- _Requirement_
Return every record below exactly.

===== Recorded data

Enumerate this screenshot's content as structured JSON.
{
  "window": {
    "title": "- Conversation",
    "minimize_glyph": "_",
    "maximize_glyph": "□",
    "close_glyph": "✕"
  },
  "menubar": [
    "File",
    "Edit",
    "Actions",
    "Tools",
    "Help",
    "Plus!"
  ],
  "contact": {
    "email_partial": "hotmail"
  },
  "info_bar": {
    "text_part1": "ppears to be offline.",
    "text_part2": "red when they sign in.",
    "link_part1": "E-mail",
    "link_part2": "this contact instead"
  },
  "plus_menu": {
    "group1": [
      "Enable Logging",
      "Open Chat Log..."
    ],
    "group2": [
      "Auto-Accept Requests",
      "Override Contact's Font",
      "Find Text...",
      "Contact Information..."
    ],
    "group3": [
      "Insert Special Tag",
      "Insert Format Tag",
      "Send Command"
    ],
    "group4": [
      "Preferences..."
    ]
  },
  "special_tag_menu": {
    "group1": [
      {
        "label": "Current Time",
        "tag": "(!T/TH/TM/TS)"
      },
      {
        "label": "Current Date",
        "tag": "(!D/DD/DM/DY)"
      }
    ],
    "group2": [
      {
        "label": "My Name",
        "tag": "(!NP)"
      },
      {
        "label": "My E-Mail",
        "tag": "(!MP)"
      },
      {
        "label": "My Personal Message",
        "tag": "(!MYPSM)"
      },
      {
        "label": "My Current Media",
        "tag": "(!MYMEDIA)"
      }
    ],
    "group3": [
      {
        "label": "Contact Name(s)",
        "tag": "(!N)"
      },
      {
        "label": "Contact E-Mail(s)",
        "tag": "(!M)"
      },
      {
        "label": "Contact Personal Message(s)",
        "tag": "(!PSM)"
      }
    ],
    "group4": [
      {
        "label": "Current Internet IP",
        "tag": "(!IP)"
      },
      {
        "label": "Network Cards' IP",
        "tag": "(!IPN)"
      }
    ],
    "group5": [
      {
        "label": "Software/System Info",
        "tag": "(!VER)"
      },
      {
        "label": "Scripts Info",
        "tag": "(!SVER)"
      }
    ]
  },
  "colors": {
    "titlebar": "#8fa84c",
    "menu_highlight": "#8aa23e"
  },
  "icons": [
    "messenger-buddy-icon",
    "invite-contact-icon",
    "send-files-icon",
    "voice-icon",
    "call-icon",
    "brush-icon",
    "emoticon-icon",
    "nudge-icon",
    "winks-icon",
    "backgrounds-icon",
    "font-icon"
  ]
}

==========

- _Answer box_
Enumerate this screenshot's content as structured JSON.
{
  "window": {
    "title": "- Conversation",
    "minimize_glyph": "_",
    "maximize_glyph": "□",
    "close_glyph": "✕"
  },
  "menubar": [
    "File",
    "Edit",
    "Actions",
    "Tools",
    "Help",
    "Plus!"
  ],
  "contact": {
    "email_partial": "hotmail"
  },
  "info_bar": {
    "text_part1": "ppears to be offline.",
    "text_part2": "red when they sign in.",
    "link_part1": "E-mail",
    "link_part2": "this contact instead"
  },
  "plus_menu": {
    "group1": [
      "Enable Logging",
      "Open Chat Log..."
    ],
    "group2": [
      "Auto-Accept Requests",
      "Override Contact's Font",
      "Find Text...",
      "Contact Information..."
    ],
    "group3": [
      "Insert Special Tag",
      "Insert Format Tag",
      "Send Command"
    ],
    "group4": [
      "Preferences..."
    ]
  },
  "special_tag_menu": {
    "group1": [
      {
        "label": "Current Time",
        "tag": "(!T/TH/TM/TS)"
      },
      {
        "label": "Current Date",
        "tag": "(!D/DD/DM/DY)"
      }
    ],
    "group2": [
      {
        "label": "My Name",
        "tag": "(!NP)"
      },
      {
        "label": "My E-Mail",
        "tag": "(!MP)"
      },
      {
        "label": "My Personal Message",
        "tag": "(!MYPSM)"
      },
      {
        "label": "My Current Media",
        "tag": "(!MYMEDIA)"
      }
    ],
    "group3": [
      {
        "label": "Contact Name(s)",
        "tag": "(!N)"
      },
      {
        "label": "Contact E-Mail(s)",
        "tag": "(!M)"
      },
      {
        "label": "Contact Personal Message(s)",
        "tag": "(!PSM)"
      }
    ],
    "group4": [
      {
        "label": "Current Internet IP",
        "tag": "(!IP)"
      },
      {
        "label": "Network Cards' IP",
        "tag": "(!IPN)"
      }
    ],
    "group5": [
      {
        "label": "Software/System Info",
        "tag": "(!VER)"
      },
      {
        "label": "Scripts Info",
        "tag": "(!SVER)"
      }
    ]
  },
  "colors": {
    "titlebar": "#8fa84c",
    "menu_highlight": "#8aa23e"
  },
  "icons": [
    "messenger-buddy-icon",
    "invite-contact-icon",
    "send-files-icon",
    "voice-icon",
    "call-icon",
    "brush-icon",
    "emoticon-icon",
    "nudge-icon",
    "winks-icon",
    "backgrounds-icon",
    "font-icon"
  ]
}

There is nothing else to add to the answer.